Later, the crowd barely cracked a smile as Hemingway mooned Franco’s generals in the middle of a pitched battle. And if there was giggling in some quarters when John Dos Passos (a peculiarly prissy John Lescault) erupted in a flurry of flamenco stomps upon learning that a friend had been killed, that surely wasn’t what the creators intended.

Then again, who knows? The author’s purpose in illuminating the two weeks these three writers spent at Madrid’s Hotel Florida helping Dutch filmmaker Joris Ivens (Paul Morella) make his documentary The Spanish Earth seems to be to show how journalistic idealism either flickers or grows willfully blind in the face of war. But the effect of the dialogue in Tom Prewitt’s uncharacteristically feckless staging is mostly to make Yourgrau’s central characters look like naifs.

Dos Passos—who went into political and career spirals following the war, ending up a right-wing ideologue with a tarnished literary reputation—comes off best in Shooting in Madrid. Speaking Spanish on occasion and behaving in a manner that suggests that truth and journalism have some connection in his mind, he at least calls a spade a pala.
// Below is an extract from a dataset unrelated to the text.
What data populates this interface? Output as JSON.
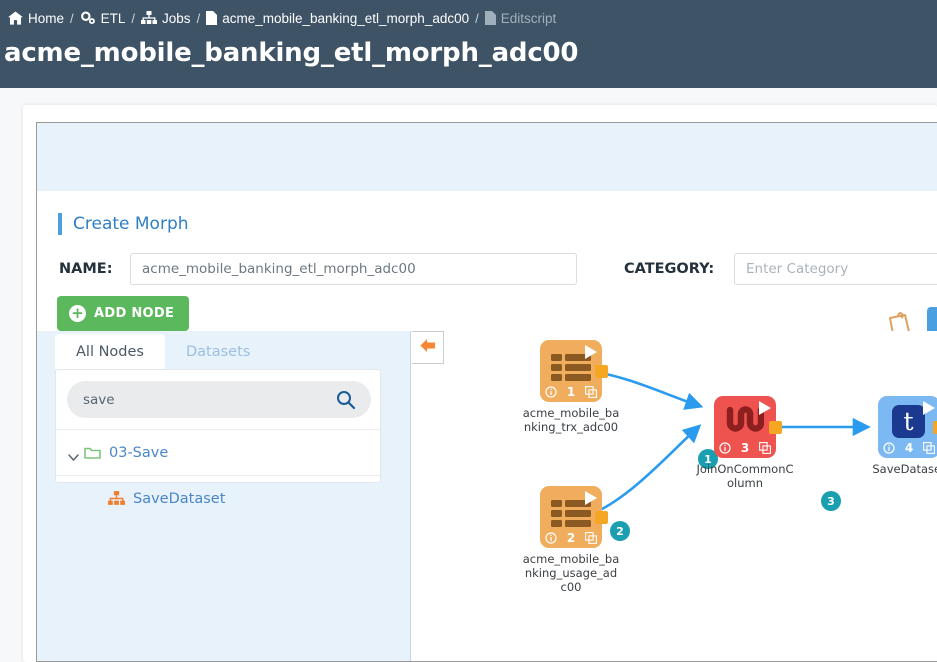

The others devolve into showboating poster kids for reportorial expediency, casually reworking reality to their own ends and becoming increasingly self-righteous as they do so.

This might seem more interesting if the director weren’t allowing his actors to bellow their way through much of the evening in a style best termed top-of-your-lungs naturalism. Lines like Ivens’ camera-proffering declaration, “I make film to fight a war….This is my weapon,” sound not one whit more persuasive at top volume than they would in a whisper. (Morella’s undependable Dutch accent doesn’t help, but I’m inclined to cut him some slack, since he’s also required to do his own whistling for bombs and bup-bup-bup-bupping for machine-gun fire. Seehorn’s screen-sirenish Martha is operating under no such handicaps, however, and her lines sound every bit as idiotic.)

The problem obviously has its roots in Yourgrau’s script, which, when it isn’t chummily calling its leading characters Hem, Dos, and Marty, is trafficking almost exclusively in inflated rhetoric. “What you will write about Madrid the world will never forget,” Ivens tells Hem at one point, less because el grande Ernesto needs to hear himself lauded than because the play’s audience most certainly has forgotten and needs reminding. Still, the production might have found ways to lend a certain distance to such pronouncements rather than laboring to make them credible.

Of all the creative team’s miscalculations, none proves more counterproductive than its decision to use actual footage from The Spanish Earth as a scene-setting device. Next to the authenticity of the grim, death-defying, black-and-white shadows on screen, the author’s crass, noisily self-important stage cutups can’t help looking hopelessly insubstantial.CP